The tweets were the latest, and perhaps the bluntest, criticisms of Fox that Trump has broadcast to his nearly 64 million Twitter followers, despite unwavering support from Fox’s top-rated opinion programs. In the past, the symbiosis between Fox and the Trump administration has been so close that critics have called the network “state TV ,” effectively branding it a propaganda organ.
Trump’s morning fusillade followed Fox anchor Sandra Smith’s interview of Xochitl Hinojosa, the communications director for the Democratic National Committee, in which she discussed next month’s Democratic presidential debate, among other things.
There are two potential interpretations of Trump’s comment that “Fox isn’t working for us anymore.” One is that the president is generally disdainful of the network; the other suggests Trump believes Fox is an arm of his administration and reelection campaign. The latter notion is one that people at Fox reject.
Brit Hume, a longtime Fox analyst and host, responded to Trump on Twitter, writing, “Fox News isn’t supposed to work for you.”
Trump’s comments were also consistent with past critiques: He has railed against any criticism uttered by commentators appearing on Fox, including by Brazile and Juan Williams, the network’s left-leaning pundit. He has also attacked its polling, claiming that it is biased in favor of Democrats.
Throughout, Fox has remained officially silent. Its spokespeople have not offered a rebuttal to the president’s criticism. A spokesperson once again declined to comment on Wednesday.
The president’s anti-Fox tweets serve as a kind of counterweight against Democrats’ accusation that the network is far too sympathetic in its news coverage of and commentary about Trump.
In fact, the nexus between Fox and Trump has long been close. Starting in 2011, Fox gave Trump a regular slot on “Fox & Friends,” its daily morning program, in which Trump promoted his political ideas, including his discredited “birther” conspiracy theory against President Barack Obama, in preparation for his presidential campaign in 2015.
Several former Fox commentators and personalities, such as national security adviser John Bolton and former State Department spokeswoman Heather Nauert, joined Trump’s administration directly from the network. Bill Shine, a former Fox executive, was briefly Trump’s communications director.
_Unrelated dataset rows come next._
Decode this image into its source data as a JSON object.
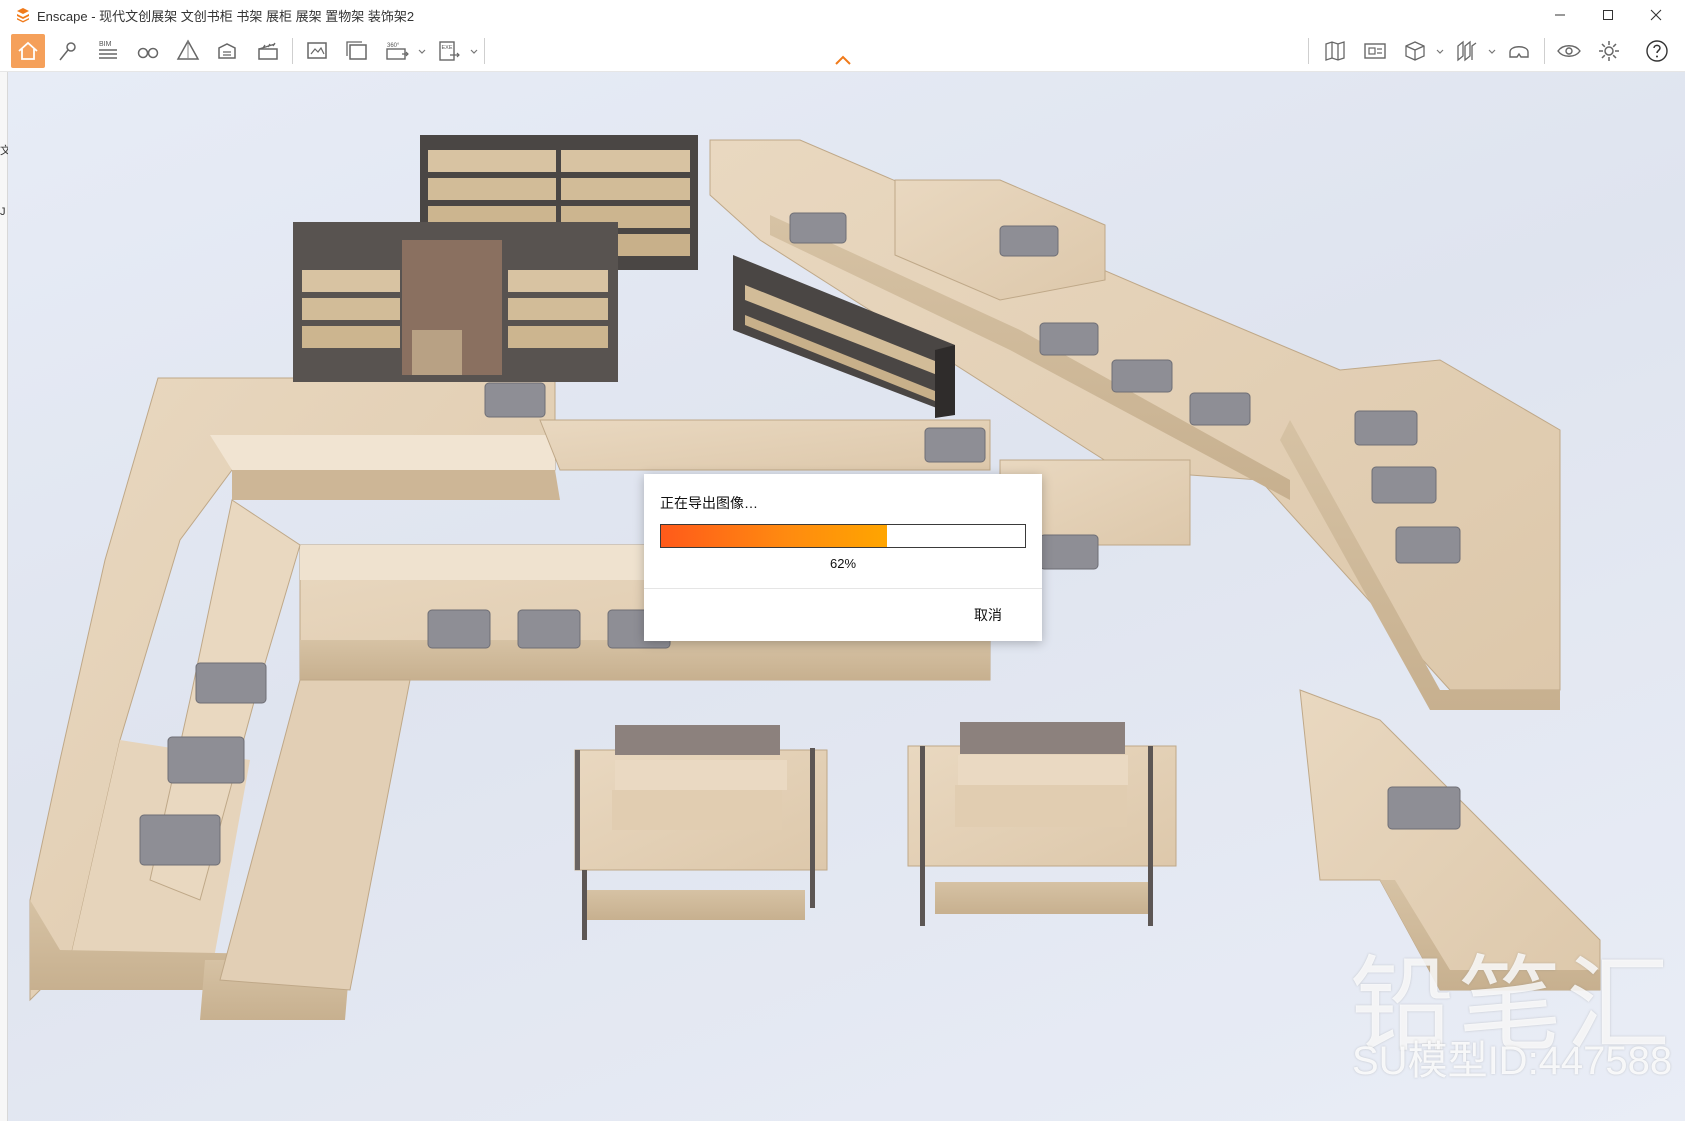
{
  "window": {
    "title": "Enscape - 现代文创展架 文创书柜 书架 展柜 展架 置物架 装饰架2",
    "controls": [
      "minimize",
      "maximize",
      "close"
    ]
  },
  "toolbar": {
    "left_tools": [
      {
        "icon": "home-icon"
      },
      {
        "icon": "location-pin-icon"
      },
      {
        "icon": "bim-icon",
        "label": "BIM"
      },
      {
        "icon": "binoculars-icon"
      },
      {
        "icon": "prism-icon"
      },
      {
        "icon": "asset-library-icon"
      },
      {
        "icon": "clapper-icon"
      },
      {
        "icon": "screenshot-icon"
      },
      {
        "icon": "batch-render-icon"
      },
      {
        "icon": "panorama-icon",
        "label": "360°"
      },
      {
        "icon": "export-exe-icon",
        "label": "EXE"
      }
    ],
    "right_tools": [
      {
        "icon": "map-icon"
      },
      {
        "icon": "view-management-icon"
      },
      {
        "icon": "cube-icon"
      },
      {
        "icon": "sections-icon"
      },
      {
        "icon": "helmet-icon"
      },
      {
        "icon": "eye-icon"
      },
      {
        "icon": "settings-gear-icon"
      },
      {
        "icon": "help-icon"
      }
    ],
    "accent": "#f5a05a"
  },
  "left_strip": {
    "chars": [
      "文",
      "J"
    ]
  },
  "dialog": {
    "title": "正在导出图像…",
    "progress": 0.62,
    "percent_label": "62%",
    "cancel_label": "取消",
    "progress_colors": [
      "#ff5a1a",
      "#ffa500"
    ]
  },
  "watermark": {
    "brand": "铅笔汇",
    "model_id": "SU模型ID:447588"
  }
}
Trump has given many interviews to Fox, including to its biggest star, Sean Hannity, who has campaigned on Trump’s behalf and frequently offers him private advice.
Last week, Fox hired former White House press secretary Sarah Sanders to be an on-air commentator.
But that appears to not be good enough for Trump.
“HOPELESS & CLUELESS!” he thundered on Twitter Wednesday. “They should go all the way LEFT and I will still find a way to Win.”
Earlier this month, in a tweet trashing CNN (“Fake News”) and Shepard Smith, Trump said he turns to One America News Network (OAN) as an alternative. OAN, based in San Diego and founded in 2013, is consistently pro-Trump, but it is far smaller and less influential among Trump supporters than Fox. The privately owned network said in June that it reaches 35 million homes, mostly via DirecTV and Verizon Fios, a fraction of the 90 million or so homes that can access Fox.
Further, Fox is typically the most-watched network on cable, while OAN has a negligible audience at most hours of the day.